→ What to work on
Could you set down all of the data again, exactly as it stands?
*** Block opens ***
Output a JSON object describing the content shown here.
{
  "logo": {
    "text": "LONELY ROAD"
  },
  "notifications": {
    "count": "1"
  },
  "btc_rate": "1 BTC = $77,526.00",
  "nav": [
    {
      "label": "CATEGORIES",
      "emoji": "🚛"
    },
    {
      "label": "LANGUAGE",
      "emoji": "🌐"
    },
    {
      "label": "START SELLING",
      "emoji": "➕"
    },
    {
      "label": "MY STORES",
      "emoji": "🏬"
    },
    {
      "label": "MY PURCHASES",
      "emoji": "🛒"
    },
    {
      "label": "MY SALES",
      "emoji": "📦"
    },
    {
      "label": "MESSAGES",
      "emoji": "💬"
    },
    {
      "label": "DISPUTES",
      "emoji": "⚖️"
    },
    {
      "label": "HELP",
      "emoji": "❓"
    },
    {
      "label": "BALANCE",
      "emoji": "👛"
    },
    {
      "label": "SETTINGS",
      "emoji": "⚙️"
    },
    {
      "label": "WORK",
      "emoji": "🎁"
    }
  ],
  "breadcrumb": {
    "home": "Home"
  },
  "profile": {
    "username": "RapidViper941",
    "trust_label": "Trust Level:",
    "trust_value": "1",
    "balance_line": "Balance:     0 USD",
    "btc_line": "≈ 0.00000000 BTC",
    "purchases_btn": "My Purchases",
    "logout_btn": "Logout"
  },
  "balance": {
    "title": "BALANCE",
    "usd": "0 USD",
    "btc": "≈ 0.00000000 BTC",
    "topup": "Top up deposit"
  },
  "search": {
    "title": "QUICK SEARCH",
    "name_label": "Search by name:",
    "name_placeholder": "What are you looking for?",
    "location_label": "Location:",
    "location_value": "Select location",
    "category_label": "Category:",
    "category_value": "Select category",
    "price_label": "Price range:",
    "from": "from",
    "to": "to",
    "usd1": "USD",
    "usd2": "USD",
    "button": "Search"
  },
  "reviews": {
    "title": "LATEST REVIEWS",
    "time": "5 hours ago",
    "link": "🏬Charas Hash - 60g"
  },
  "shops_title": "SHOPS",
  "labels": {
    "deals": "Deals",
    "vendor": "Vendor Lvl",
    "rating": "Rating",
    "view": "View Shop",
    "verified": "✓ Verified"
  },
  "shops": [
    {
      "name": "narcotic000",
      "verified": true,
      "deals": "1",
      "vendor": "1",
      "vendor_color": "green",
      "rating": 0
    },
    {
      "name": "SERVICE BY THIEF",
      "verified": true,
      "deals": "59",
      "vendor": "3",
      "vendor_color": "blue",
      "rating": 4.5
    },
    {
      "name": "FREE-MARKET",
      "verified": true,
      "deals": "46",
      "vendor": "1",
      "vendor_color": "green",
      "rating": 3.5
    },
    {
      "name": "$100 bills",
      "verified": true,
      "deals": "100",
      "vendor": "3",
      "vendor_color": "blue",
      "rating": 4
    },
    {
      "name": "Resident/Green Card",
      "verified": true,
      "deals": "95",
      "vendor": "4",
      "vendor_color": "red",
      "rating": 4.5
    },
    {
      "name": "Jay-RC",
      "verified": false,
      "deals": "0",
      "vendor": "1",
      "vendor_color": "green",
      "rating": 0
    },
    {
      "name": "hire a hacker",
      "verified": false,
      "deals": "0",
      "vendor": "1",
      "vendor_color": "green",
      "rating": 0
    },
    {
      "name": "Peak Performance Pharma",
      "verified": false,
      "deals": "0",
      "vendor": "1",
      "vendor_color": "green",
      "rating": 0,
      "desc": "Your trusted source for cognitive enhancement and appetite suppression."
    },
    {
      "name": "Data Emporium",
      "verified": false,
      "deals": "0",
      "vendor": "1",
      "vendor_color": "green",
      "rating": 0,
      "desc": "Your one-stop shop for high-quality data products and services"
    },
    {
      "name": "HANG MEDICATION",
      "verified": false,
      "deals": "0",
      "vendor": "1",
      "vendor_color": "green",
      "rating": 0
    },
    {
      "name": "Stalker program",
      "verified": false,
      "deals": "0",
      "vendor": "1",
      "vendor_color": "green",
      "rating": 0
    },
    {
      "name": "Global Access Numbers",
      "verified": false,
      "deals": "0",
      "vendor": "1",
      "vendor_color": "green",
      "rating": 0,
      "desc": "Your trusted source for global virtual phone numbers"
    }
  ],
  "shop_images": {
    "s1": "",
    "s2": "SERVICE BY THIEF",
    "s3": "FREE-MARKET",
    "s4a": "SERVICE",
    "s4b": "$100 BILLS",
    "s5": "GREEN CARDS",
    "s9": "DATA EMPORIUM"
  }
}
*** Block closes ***
→ Answer to the problem
Output a JSON object describing the content shown here.
{
  "logo": {
    "text": "LONELY ROAD"
  },
  "notifications": {
    "count": "1"
  },
  "btc_rate": "1 BTC = $77,526.00",
  "nav": [
    {
      "label": "CATEGORIES",
      "emoji": "🚛"
    },
    {
      "label": "LANGUAGE",
      "emoji": "🌐"
    },
    {
      "label": "START SELLING",
      "emoji": "➕"
    },
    {
      "label": "MY STORES",
      "emoji": "🏬"
    },
    {
      "label": "MY PURCHASES",
      "emoji": "🛒"
    },
    {
      "label": "MY SALES",
      "emoji": "📦"
    },
    {
      "label": "MESSAGES",
      "emoji": "💬"
    },
    {
      "label": "DISPUTES",
      "emoji": "⚖️"
    },
    {
      "label": "HELP",
      "emoji": "❓"
    },
    {
      "label": "BALANCE",
      "emoji": "👛"
    },
    {
      "label": "SETTINGS",
      "emoji": "⚙️"
    },
    {
      "label": "WORK",
      "emoji": "🎁"
    }
  ],
  "breadcrumb": {
    "home": "Home"
  },
  "profile": {
    "username": "RapidViper941",
    "trust_label": "Trust Level:",
    "trust_value": "1",
    "balance_line": "Balance:     0 USD",
    "btc_line": "≈ 0.00000000 BTC",
    "purchases_btn": "My Purchases",
    "logout_btn": "Logout"
  },
  "balance": {
    "title": "BALANCE",
    "usd": "0 USD",
    "btc": "≈ 0.00000000 BTC",
    "topup": "Top up deposit"
  },
  "search": {
    "title": "QUICK SEARCH",
    "name_label": "Search by name:",
    "name_placeholder": "What are you looking for?",
    "location_label": "Location:",
    "location_value": "Select location",
    "category_label": "Category:",
    "category_value": "Select category",
    "price_label": "Price range:",
    "from": "from",
    "to": "to",
    "usd1": "USD",
    "usd2": "USD",
    "button": "Search"
  },
  "reviews": {
    "title": "LATEST REVIEWS",
    "time": "5 hours ago",
    "link": "🏬Charas Hash - 60g"
  },
  "shops_title": "SHOPS",
  "labels": {
    "deals": "Deals",
    "vendor": "Vendor Lvl",
    "rating": "Rating",
    "view": "View Shop",
    "verified": "✓ Verified"
  },
  "shops": [
    {
      "name": "narcotic000",
      "verified": true,
      "deals": "1",
      "vendor": "1",
      "vendor_color": "green",
      "rating": 0
    },
    {
      "name": "SERVICE BY THIEF",
      "verified": true,
      "deals": "59",
      "vendor": "3",
      "vendor_color": "blue",
      "rating": 4.5
    },
    {
      "name": "FREE-MARKET",
      "verified": true,
      "deals": "46",
      "vendor": "1",
      "vendor_color": "green",
      "rating": 3.5
    },
    {
      "name": "$100 bills",
      "verified": true,
      "deals": "100",
      "vendor": "3",
      "vendor_color": "blue",
      "rating": 4
    },
    {
      "name": "Resident/Green Card",
      "verified": true,
      "deals": "95",
      "vendor": "4",
      "vendor_color": "red",
      "rating": 4.5
    },
    {
      "name": "Jay-RC",
      "verified": false,
      "deals": "0",
      "vendor": "1",
      "vendor_color": "green",
      "rating": 0
    },
    {
      "name": "hire a hacker",
      "verified": false,
      "deals": "0",
      "vendor": "1",
      "vendor_color": "green",
      "rating": 0
    },
    {
      "name": "Peak Performance Pharma",
      "verified": false,
      "deals": "0",
      "vendor": "1",
      "vendor_color": "green",
      "rating": 0,
      "desc": "Your trusted source for cognitive enhancement and appetite suppression."
    },
    {
      "name": "Data Emporium",
      "verified": false,
      "deals": "0",
      "vendor": "1",
      "vendor_color": "green",
      "rating": 0,
      "desc": "Your one-stop shop for high-quality data products and services"
    },
    {
      "name": "HANG MEDICATION",
      "verified": false,
      "deals": "0",
      "vendor": "1",
      "vendor_color": "green",
      "rating": 0
    },
    {
      "name": "Stalker program",
      "verified": false,
      "deals": "0",
      "vendor": "1",
      "vendor_color": "green",
      "rating": 0
    },
    {
      "name": "Global Access Numbers",
      "verified": false,
      "deals": "0",
      "vendor": "1",
      "vendor_color": "green",
      "rating": 0,
      "desc": "Your trusted source for global virtual phone numbers"
    }
  ],
  "shop_images": {
    "s1": "",
    "s2": "SERVICE BY THIEF",
    "s3": "FREE-MARKET",
    "s4a": "SERVICE",
    "s4b": "$100 BILLS",
    "s5": "GREEN CARDS",
    "s9": "DATA EMPORIUM"
  }
}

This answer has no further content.